Strokes more commonly occur in older adults, but they can also strike babies possibly because of the stressful effects of birth on the young body's blood vessels and circulation.
Perinatal Stroke Survivors Regain Ability To Communicate
Unlike adults, however, babies who suffer stroke in the side of the brain that deals with language are able to regain their ability to communicate.
In a study published in the journal Science and presented at the annual meeting of the American Association for the Advancement of Science (AAAS), researchers reported the cases of kids and young adults who experienced stroke when they were infants who grew up able to understand language as well as their healthy siblings.
The researchers found that a decade or two after perinatal stroke damaged the left side of the brain, the part that contains most of the language function, these individuals, aged 12 to 25 years old at the time of the study, used the right side of their brain for language.
Interestingly, imaging revealed that language function in these individuals is in the exact mirror opposite region of the normal language areas of the left side of the brain.
"Each function, like language or spatial skills, has a particular region that can take over if its primary brain area is injured. This is a very important discovery that may have implications in the rehabilitation of adult stroke survivors," said study researcher and cognitive neuroscientist Elissa Newport, from Georgetown University Medical Center.
Signs Of Earlier Damage To The Brain
Newport said that these individuals' language is good and normal, with only some signs of earlier damage to brain such as limping a bit. Many also learned to make their left hand dominant because their right-hand function was impaired by stroke.
Some also have executive function impairments, such as slightly slower neural processing, which commonly occurs in people with brain injuries. Basic cognitive functions such as language comprehension and production, however, are excellent.
Young Brains Are Flexible To Adjustments
The researchers think that the infants who suffered from stroke benefited from the time window during their development when their young brain is still flexible enough to make adjustments.

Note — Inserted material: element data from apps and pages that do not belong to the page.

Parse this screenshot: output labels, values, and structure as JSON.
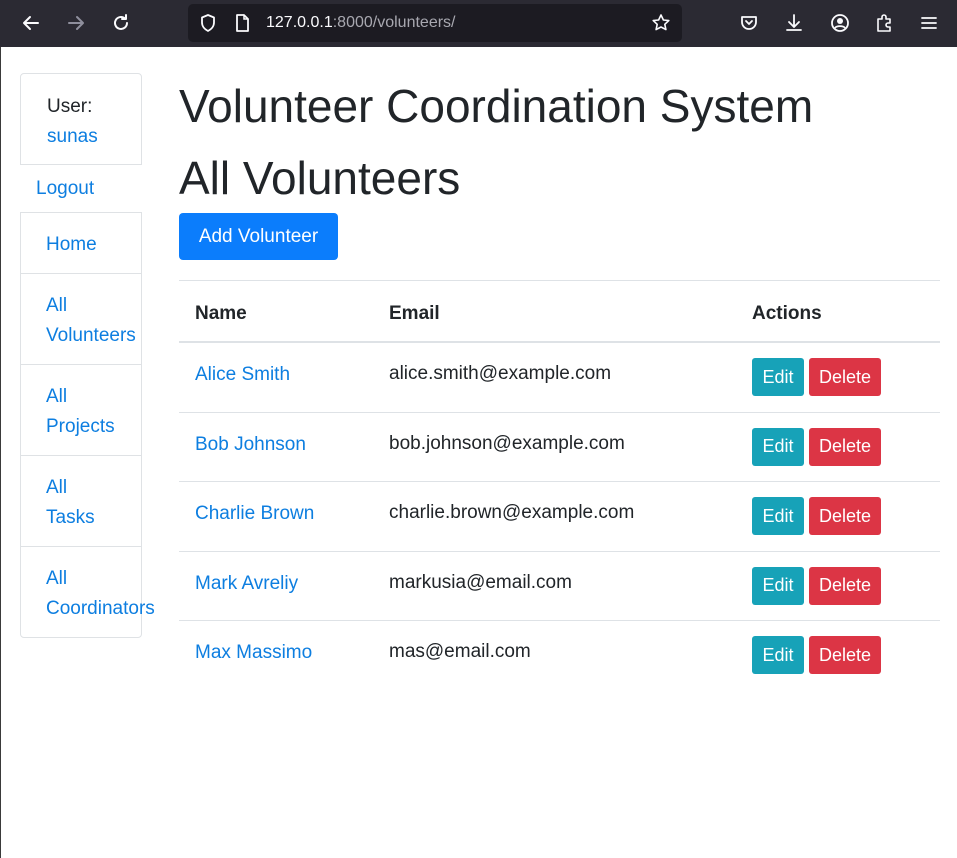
{
  "browser": {
    "url_host": "127.0.0.1",
    "url_rest": ":8000/volunteers/",
    "icons": [
      "back-arrow-icon",
      "forward-arrow-icon",
      "reload-icon",
      "shield-icon",
      "page-icon",
      "bookmark-star-icon",
      "pocket-icon",
      "download-icon",
      "account-icon",
      "extensions-icon",
      "menu-icon"
    ]
  },
  "sidebar": {
    "user_label": "User:",
    "username": "sunas",
    "logout": "Logout",
    "nav": [
      {
        "label": "Home"
      },
      {
        "label": "All\nVolunteers"
      },
      {
        "label": "All\nProjects"
      },
      {
        "label": "All\nTasks"
      },
      {
        "label": "All\nCoordinators"
      }
    ]
  },
  "main": {
    "title": "Volunteer Coordination System",
    "subtitle": "All Volunteers",
    "add_button": "Add Volunteer",
    "table": {
      "headers": {
        "name": "Name",
        "email": "Email",
        "actions": "Actions"
      },
      "rows": [
        {
          "name": "Alice Smith",
          "email": "alice.smith@example.com"
        },
        {
          "name": "Bob Johnson",
          "email": "bob.johnson@example.com"
        },
        {
          "name": "Charlie Brown",
          "email": "charlie.brown@example.com"
        },
        {
          "name": "Mark Avreliy",
          "email": "markusia@email.com"
        },
        {
          "name": "Max Massimo",
          "email": "mas@email.com"
        }
      ],
      "edit_label": "Edit",
      "delete_label": "Delete"
    }
  },
  "colors": {
    "link": "#0d7ee0",
    "primary": "#0b7dfc",
    "info": "#17a2b8",
    "danger": "#dc3545",
    "chrome": "#2b2a33"
  }
}
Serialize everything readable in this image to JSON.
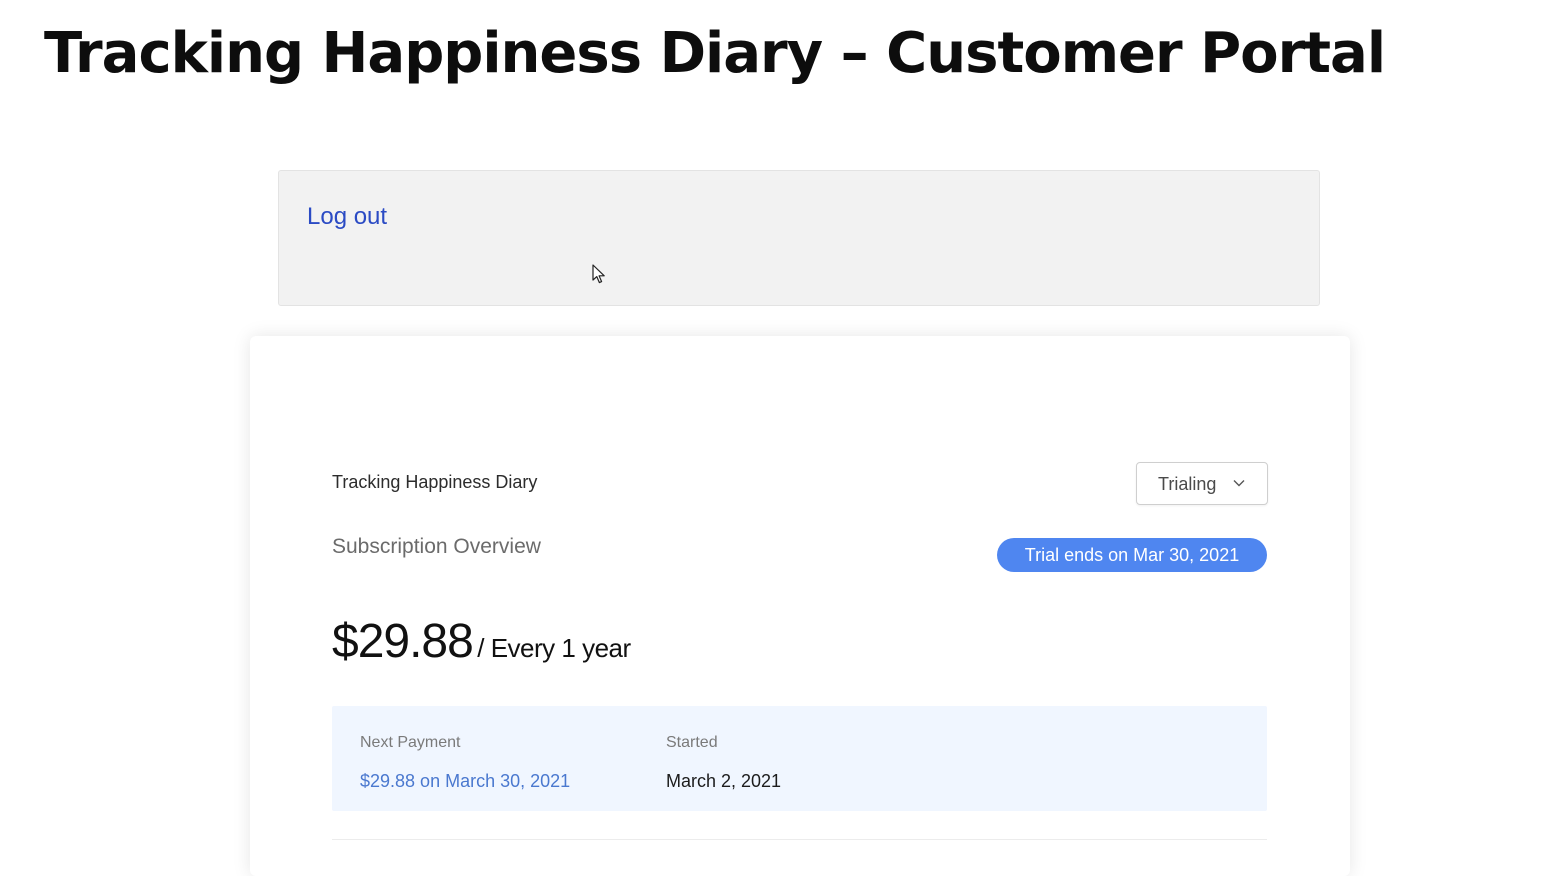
{
  "page": {
    "title": "Tracking Happiness Diary – Customer Portal"
  },
  "account": {
    "logout_label": "Log out"
  },
  "subscription": {
    "product_name": "Tracking Happiness Diary",
    "status": "Trialing",
    "overview_title": "Subscription Overview",
    "trial_badge": "Trial ends on Mar 30, 2021",
    "price": "$29.88",
    "interval": "/ Every 1 year",
    "next_payment_label": "Next Payment",
    "next_payment_value": "$29.88 on March 30, 2021",
    "started_label": "Started",
    "started_value": "March 2, 2021"
  },
  "icons": {
    "status_dropdown": "chevron-down-icon",
    "pointer": "mouse-cursor-icon"
  },
  "colors": {
    "link": "#2b4bc4",
    "badge": "#4f86f0",
    "panel_background": "#f0f6ff",
    "accent_value": "#4a78cf"
  }
}
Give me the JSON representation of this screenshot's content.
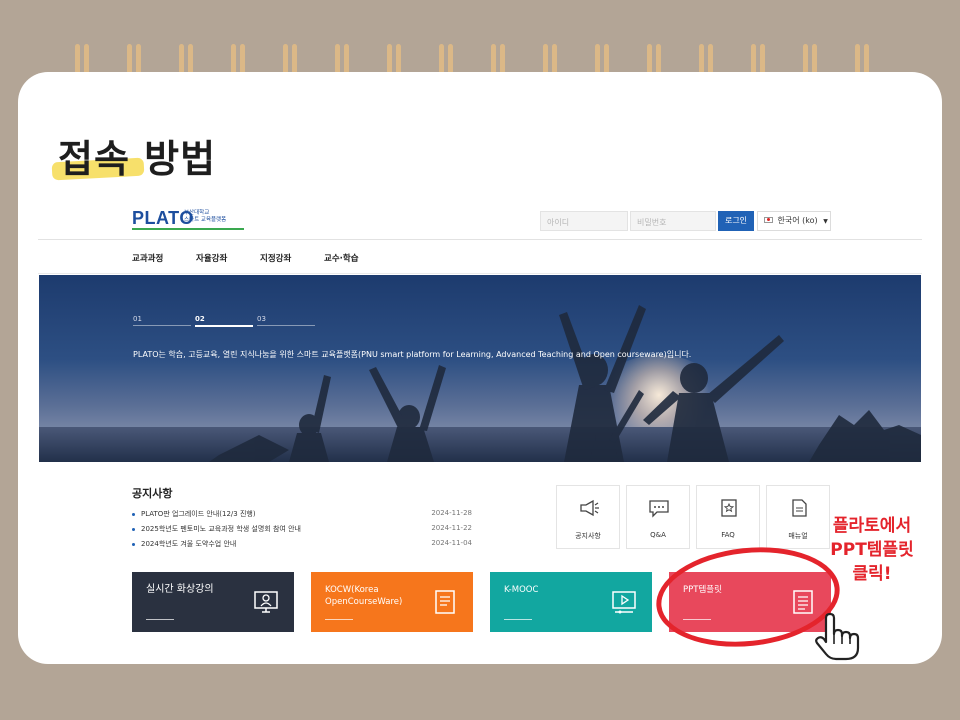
{
  "slide": {
    "headline": "접속 방법",
    "callout_lines": [
      "플라토에서",
      "PPT템플릿",
      "클릭!"
    ]
  },
  "site": {
    "logo": {
      "main": "PLATO",
      "sub_line1": "부산대학교",
      "sub_line2": "스마트 교육플랫폼"
    },
    "login": {
      "id_placeholder": "아이디",
      "pw_placeholder": "비밀번호",
      "button": "로그인"
    },
    "language": "한국어 (ko)",
    "menu": [
      "교과과정",
      "자율강좌",
      "지정강좌",
      "교수·학습"
    ],
    "banner": {
      "slides": [
        "01",
        "02",
        "03"
      ],
      "active_slide": "02",
      "text": "PLATO는 학습, 고등교육, 열린 지식나눔을 위한 스마트 교육플랫폼(PNU smart platform for Learning, Advanced Teaching and Open courseware)입니다."
    },
    "notices": {
      "title": "공지사항",
      "items": [
        {
          "title": "PLATO판 업그레이드 안내(12/3 진행)",
          "date": "2024-11-28"
        },
        {
          "title": "2025학년도 펜토미노 교육과정 학생 설명회 참여 안내",
          "date": "2024-11-22"
        },
        {
          "title": "2024학년도 겨울 도약수업 안내",
          "date": "2024-11-04"
        }
      ]
    },
    "quick_links": [
      {
        "label": "공지사항",
        "icon": "megaphone-icon"
      },
      {
        "label": "Q&A",
        "icon": "chat-bubble-icon"
      },
      {
        "label": "FAQ",
        "icon": "book-star-icon"
      },
      {
        "label": "매뉴얼",
        "icon": "document-icon"
      }
    ],
    "tiles": [
      {
        "label": "실시간 화상강의",
        "color": "#2a3140",
        "icon": "monitor-user-icon"
      },
      {
        "label": "KOCW(Korea OpenCourseWare)",
        "color": "#f6761c",
        "icon": "document-icon"
      },
      {
        "label": "K-MOOC",
        "color": "#12a7a0",
        "icon": "play-screen-icon"
      },
      {
        "label": "PPT템플릿",
        "color": "#e8485c",
        "icon": "document-lines-icon"
      }
    ]
  },
  "colors": {
    "accent_red": "#e4242c",
    "brand_blue": "#1d4e9e",
    "highlight_yellow": "#f7e06b"
  }
}
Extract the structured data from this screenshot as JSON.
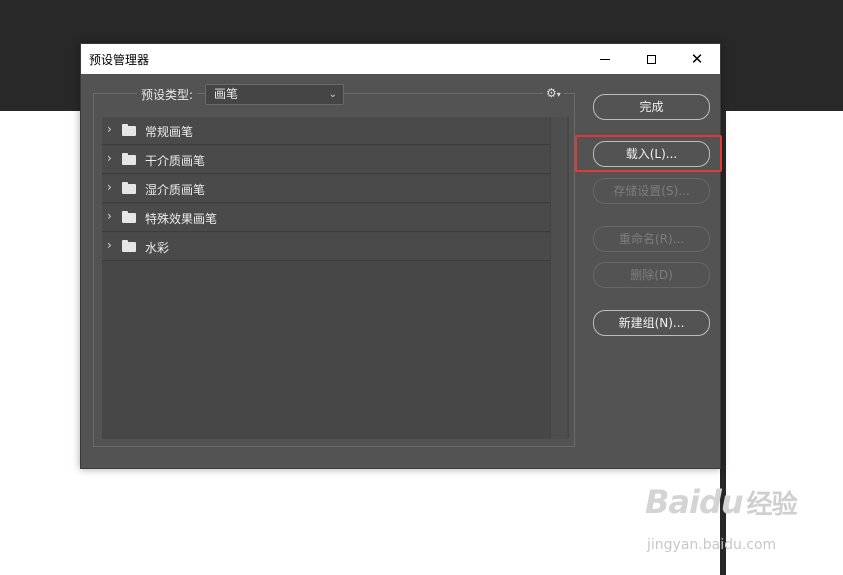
{
  "dialog": {
    "title": "预设管理器",
    "window_controls": {
      "close": "✕"
    }
  },
  "preset_type": {
    "label": "预设类型:",
    "selected": "画笔"
  },
  "list": {
    "items": [
      {
        "label": "常规画笔"
      },
      {
        "label": "干介质画笔"
      },
      {
        "label": "湿介质画笔"
      },
      {
        "label": "特殊效果画笔"
      },
      {
        "label": "水彩"
      }
    ]
  },
  "buttons": {
    "done": "完成",
    "load": "载入(L)...",
    "save_set": "存储设置(S)...",
    "rename": "重命名(R)...",
    "delete": "删除(D)",
    "new_group": "新建组(N)..."
  },
  "watermark": {
    "logo_text": "Baidu",
    "logo_suffix": "经验",
    "url": "jingyan.baidu.com"
  },
  "colors": {
    "dialog_bg": "#535353",
    "highlight": "#e0393a"
  },
  "icons": {
    "gear": "gear-icon",
    "folder": "folder-icon",
    "chevron": "chevron-right-icon"
  }
}
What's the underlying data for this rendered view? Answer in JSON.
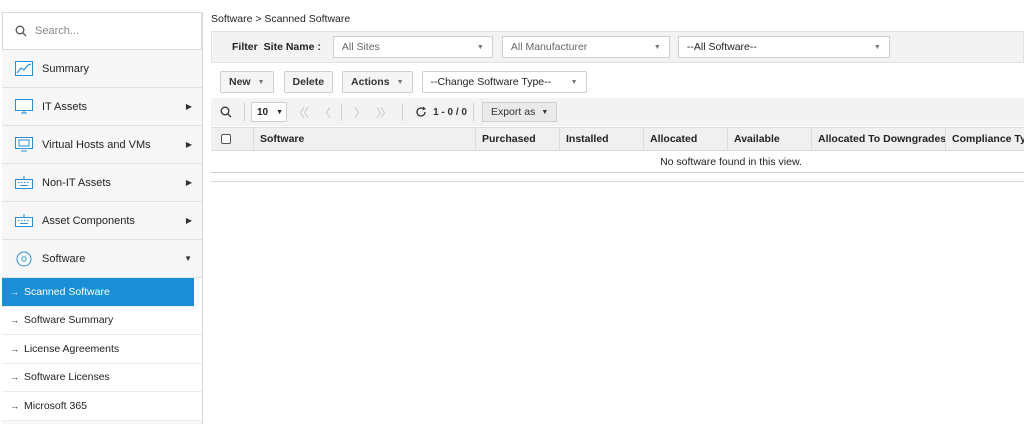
{
  "sidebar": {
    "search_placeholder": "Search...",
    "items": [
      {
        "label": "Summary",
        "icon": "chart-icon"
      },
      {
        "label": "IT Assets",
        "icon": "monitor-icon"
      },
      {
        "label": "Virtual Hosts and VMs",
        "icon": "vm-icon"
      },
      {
        "label": "Non-IT Assets",
        "icon": "keyboard-icon"
      },
      {
        "label": "Asset Components",
        "icon": "keyboard-icon"
      },
      {
        "label": "Software",
        "icon": "disc-icon"
      }
    ],
    "sub_items": [
      {
        "label": "Scanned Software"
      },
      {
        "label": "Software Summary"
      },
      {
        "label": "License Agreements"
      },
      {
        "label": "Software Licenses"
      },
      {
        "label": "Microsoft 365"
      }
    ]
  },
  "breadcrumb": "Software > Scanned Software",
  "filter": {
    "label": "Filter",
    "site_label": "Site Name :",
    "site_value": "All Sites",
    "manufacturer_value": "All Manufacturer",
    "software_value": "--All Software--"
  },
  "toolbar": {
    "new_label": "New",
    "delete_label": "Delete",
    "actions_label": "Actions",
    "change_type_value": "--Change Software Type--"
  },
  "pager": {
    "page_size": "10",
    "range": "1 - 0 / 0",
    "export_label": "Export as"
  },
  "table": {
    "columns": [
      "Software",
      "Purchased",
      "Installed",
      "Allocated",
      "Available",
      "Allocated To Downgrades",
      "Compliance Type"
    ],
    "empty_message": "No software found in this view."
  },
  "colors": {
    "accent": "#1a8fd8",
    "icon_blue": "#2b8fd6"
  }
}
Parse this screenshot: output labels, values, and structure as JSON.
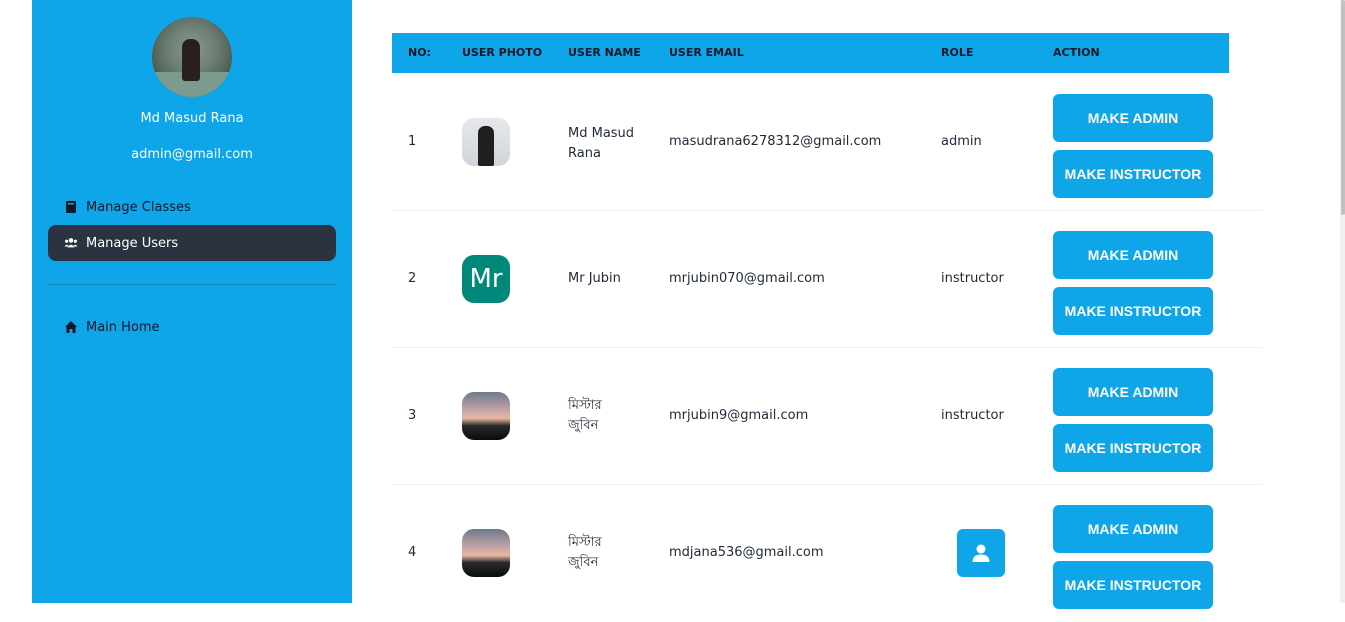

The researchers said that a better understanding of this elasticity may possibly help adult stroke survivor regain their ability to speak and understand language.
"We believe that the results shed light on the principles and patterns underlying developmental plasticity for language and in the future may lead to techniques for driving more successful language development and recovery in children and adults with brain injuries," the researchers said.